[Extracted data entries]
◆ ◆ ◆
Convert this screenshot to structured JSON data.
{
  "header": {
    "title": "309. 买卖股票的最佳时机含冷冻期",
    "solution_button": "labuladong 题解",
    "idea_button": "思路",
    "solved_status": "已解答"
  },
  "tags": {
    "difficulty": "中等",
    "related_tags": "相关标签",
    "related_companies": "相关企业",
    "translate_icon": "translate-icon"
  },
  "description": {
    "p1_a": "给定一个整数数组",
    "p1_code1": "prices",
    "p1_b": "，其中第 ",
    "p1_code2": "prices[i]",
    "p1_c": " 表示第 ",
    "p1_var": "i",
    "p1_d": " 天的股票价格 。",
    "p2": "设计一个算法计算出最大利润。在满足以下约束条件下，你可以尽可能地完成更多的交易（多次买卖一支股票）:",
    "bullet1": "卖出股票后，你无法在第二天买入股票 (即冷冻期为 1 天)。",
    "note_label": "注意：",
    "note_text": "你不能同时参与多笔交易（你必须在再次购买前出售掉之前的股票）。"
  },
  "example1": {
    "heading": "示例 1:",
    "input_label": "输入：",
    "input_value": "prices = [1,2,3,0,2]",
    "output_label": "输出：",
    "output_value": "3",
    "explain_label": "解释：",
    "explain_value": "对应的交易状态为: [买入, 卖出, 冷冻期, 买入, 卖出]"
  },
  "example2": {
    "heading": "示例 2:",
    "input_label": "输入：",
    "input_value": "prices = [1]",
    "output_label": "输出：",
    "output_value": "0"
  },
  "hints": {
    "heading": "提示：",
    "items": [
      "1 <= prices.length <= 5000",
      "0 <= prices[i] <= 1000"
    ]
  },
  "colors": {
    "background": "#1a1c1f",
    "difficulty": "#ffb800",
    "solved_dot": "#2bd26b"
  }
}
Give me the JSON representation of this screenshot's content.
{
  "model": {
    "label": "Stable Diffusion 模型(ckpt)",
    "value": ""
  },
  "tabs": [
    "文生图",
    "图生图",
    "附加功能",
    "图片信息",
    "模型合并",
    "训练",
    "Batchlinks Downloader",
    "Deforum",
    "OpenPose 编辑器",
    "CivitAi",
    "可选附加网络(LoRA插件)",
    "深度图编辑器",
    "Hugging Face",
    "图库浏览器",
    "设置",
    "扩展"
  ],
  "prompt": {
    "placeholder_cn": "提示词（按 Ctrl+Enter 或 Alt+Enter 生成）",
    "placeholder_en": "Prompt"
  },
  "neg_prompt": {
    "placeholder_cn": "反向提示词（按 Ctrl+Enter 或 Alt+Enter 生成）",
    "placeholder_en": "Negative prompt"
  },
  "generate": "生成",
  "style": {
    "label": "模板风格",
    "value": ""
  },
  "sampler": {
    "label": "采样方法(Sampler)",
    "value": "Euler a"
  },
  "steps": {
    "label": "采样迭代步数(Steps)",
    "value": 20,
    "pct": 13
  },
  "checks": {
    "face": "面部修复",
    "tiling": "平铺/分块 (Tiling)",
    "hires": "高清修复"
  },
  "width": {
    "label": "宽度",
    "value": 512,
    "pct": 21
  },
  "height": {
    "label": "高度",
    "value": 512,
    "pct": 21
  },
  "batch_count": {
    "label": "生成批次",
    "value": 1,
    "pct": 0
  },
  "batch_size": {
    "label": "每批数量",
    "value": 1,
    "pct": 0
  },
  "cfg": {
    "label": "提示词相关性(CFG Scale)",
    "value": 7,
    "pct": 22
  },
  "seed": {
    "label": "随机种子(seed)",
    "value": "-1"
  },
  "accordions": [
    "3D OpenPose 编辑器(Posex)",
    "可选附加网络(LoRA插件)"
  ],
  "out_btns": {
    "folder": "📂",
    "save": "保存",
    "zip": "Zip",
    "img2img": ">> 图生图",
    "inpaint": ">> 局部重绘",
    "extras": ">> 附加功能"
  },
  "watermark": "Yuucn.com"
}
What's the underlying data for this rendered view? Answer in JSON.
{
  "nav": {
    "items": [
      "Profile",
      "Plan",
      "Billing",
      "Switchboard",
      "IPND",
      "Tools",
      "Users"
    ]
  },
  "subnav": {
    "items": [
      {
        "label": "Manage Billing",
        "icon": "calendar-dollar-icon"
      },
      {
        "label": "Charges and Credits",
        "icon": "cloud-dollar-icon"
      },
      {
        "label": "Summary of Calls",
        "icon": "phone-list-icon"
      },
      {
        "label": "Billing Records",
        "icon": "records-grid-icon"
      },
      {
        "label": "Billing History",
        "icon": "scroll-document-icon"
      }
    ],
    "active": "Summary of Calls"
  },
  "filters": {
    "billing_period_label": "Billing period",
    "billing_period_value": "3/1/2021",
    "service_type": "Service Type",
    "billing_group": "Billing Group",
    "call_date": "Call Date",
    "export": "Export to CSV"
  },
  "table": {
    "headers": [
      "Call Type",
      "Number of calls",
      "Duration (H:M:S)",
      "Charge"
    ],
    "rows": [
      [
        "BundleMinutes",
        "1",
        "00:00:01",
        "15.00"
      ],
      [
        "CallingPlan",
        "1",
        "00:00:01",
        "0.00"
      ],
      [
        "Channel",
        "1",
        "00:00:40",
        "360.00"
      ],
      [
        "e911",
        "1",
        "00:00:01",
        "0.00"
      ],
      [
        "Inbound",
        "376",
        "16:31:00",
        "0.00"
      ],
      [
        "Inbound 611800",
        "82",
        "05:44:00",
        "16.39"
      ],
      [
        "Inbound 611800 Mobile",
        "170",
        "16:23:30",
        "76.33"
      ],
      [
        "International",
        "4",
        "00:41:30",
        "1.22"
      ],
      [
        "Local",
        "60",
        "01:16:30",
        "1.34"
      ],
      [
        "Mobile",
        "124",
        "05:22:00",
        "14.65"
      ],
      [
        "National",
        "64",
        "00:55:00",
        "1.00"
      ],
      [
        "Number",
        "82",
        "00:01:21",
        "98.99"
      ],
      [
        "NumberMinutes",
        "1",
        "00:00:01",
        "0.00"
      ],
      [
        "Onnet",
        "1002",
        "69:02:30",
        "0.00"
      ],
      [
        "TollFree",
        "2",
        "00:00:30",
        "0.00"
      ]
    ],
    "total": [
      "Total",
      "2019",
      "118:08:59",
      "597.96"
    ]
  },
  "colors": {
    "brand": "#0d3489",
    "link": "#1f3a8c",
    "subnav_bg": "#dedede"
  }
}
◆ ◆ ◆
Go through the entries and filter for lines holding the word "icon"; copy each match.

■ **YOUR RESPONSE**:
    "translate_icon": "translate-icon"
        "icon": "calendar-dollar-icon"
        "icon": "cloud-dollar-icon"
        "icon": "phone-list-icon"
        "icon": "records-grid-icon"
        "icon": "scroll-document-icon"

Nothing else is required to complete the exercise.